• **TASK STATEMENT**
Copy out the lines below that hold the word "voucher".

*** DATA IN THIS EXERCISE Section Begins ***

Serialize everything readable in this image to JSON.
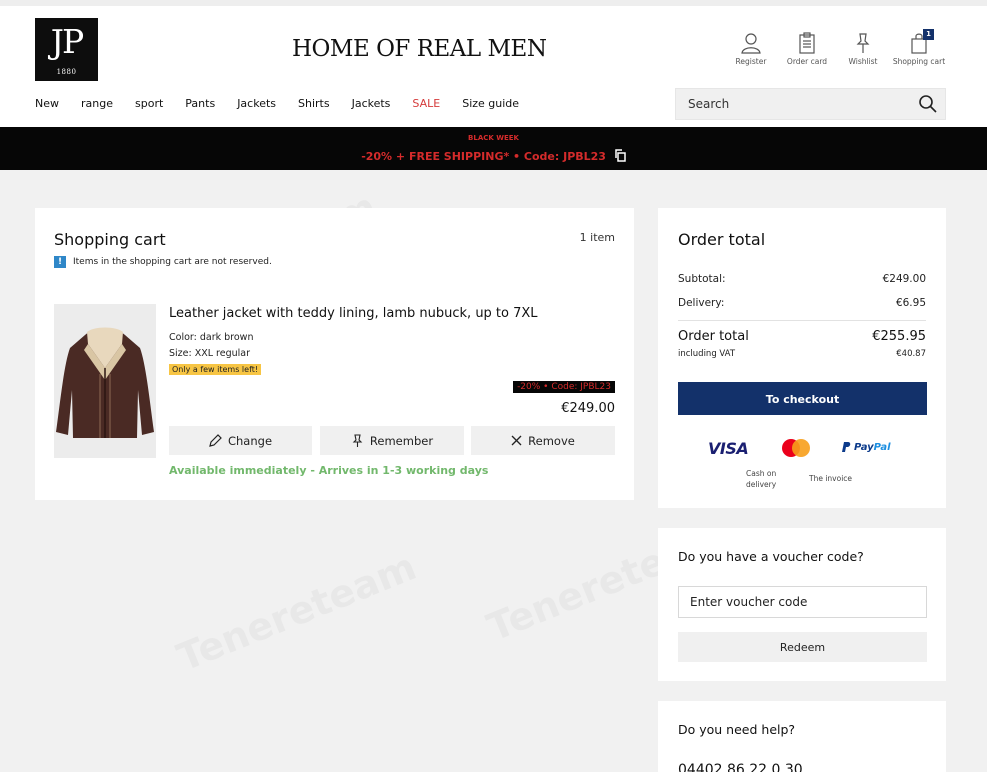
{
  "brand": {
    "logo_mono": "JP",
    "logo_year": "1880",
    "slogan": "HOME OF REAL MEN"
  },
  "header_icons": [
    {
      "label": "Register",
      "icon": "user-icon"
    },
    {
      "label": "Order card",
      "icon": "clipboard-icon"
    },
    {
      "label": "Wishlist",
      "icon": "pin-icon"
    },
    {
      "label": "Shopping cart",
      "icon": "bag-icon",
      "badge": "1"
    }
  ],
  "nav": [
    "New",
    "range",
    "sport",
    "Pants",
    "Jackets",
    "Shirts",
    "Jackets",
    "SALE",
    "Size guide"
  ],
  "search": {
    "placeholder": "Search"
  },
  "promo": {
    "small": "BLACK WEEK",
    "big": "-20% + FREE SHIPPING* • Code: JPBL23"
  },
  "cart": {
    "title": "Shopping cart",
    "count": "1 item",
    "notice": "Items in the shopping cart are not reserved.",
    "item": {
      "name": "Leather jacket with teddy lining, lamb nubuck, up to 7XL",
      "color": "Color: dark brown",
      "size": "Size: XXL regular",
      "stock_badge": "Only a few items left!",
      "discount_tag": "-20% • Code: JPBL23",
      "price": "€249.00",
      "availability": "Available immediately - Arrives in 1-3 working days"
    },
    "actions": {
      "change": "Change",
      "remember": "Remember",
      "remove": "Remove"
    }
  },
  "order": {
    "title": "Order total",
    "subtotal_label": "Subtotal:",
    "subtotal_value": "€249.00",
    "delivery_label": "Delivery:",
    "delivery_value": "€6.95",
    "total_label": "Order total",
    "total_value": "€255.95",
    "vat_label": "including VAT",
    "vat_value": "€40.87",
    "checkout": "To checkout",
    "payments": {
      "visa": "VISA",
      "paypal_a": "Pay",
      "paypal_b": "Pal",
      "cash_line1": "Cash on",
      "cash_line2": "delivery",
      "invoice": "The invoice"
    }
  },
  "voucher": {
    "title": "Do you have a voucher code?",
    "placeholder": "Enter voucher code",
    "redeem": "Redeem"
  },
  "help": {
    "title": "Do you need help?",
    "phone": "04402 86 22 0 30"
  },
  "colors": {
    "navy": "#13316a",
    "sale_red": "#d53a3a",
    "promo_red": "#d42b2b",
    "availability_green": "#72b86c",
    "badge_yellow": "#f7c544"
  }
}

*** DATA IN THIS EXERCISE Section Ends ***

• **SOLUTION TO THE PROBLEM**
  "voucher": {
    "title": "Do you have a voucher code?",
    "placeholder": "Enter voucher code",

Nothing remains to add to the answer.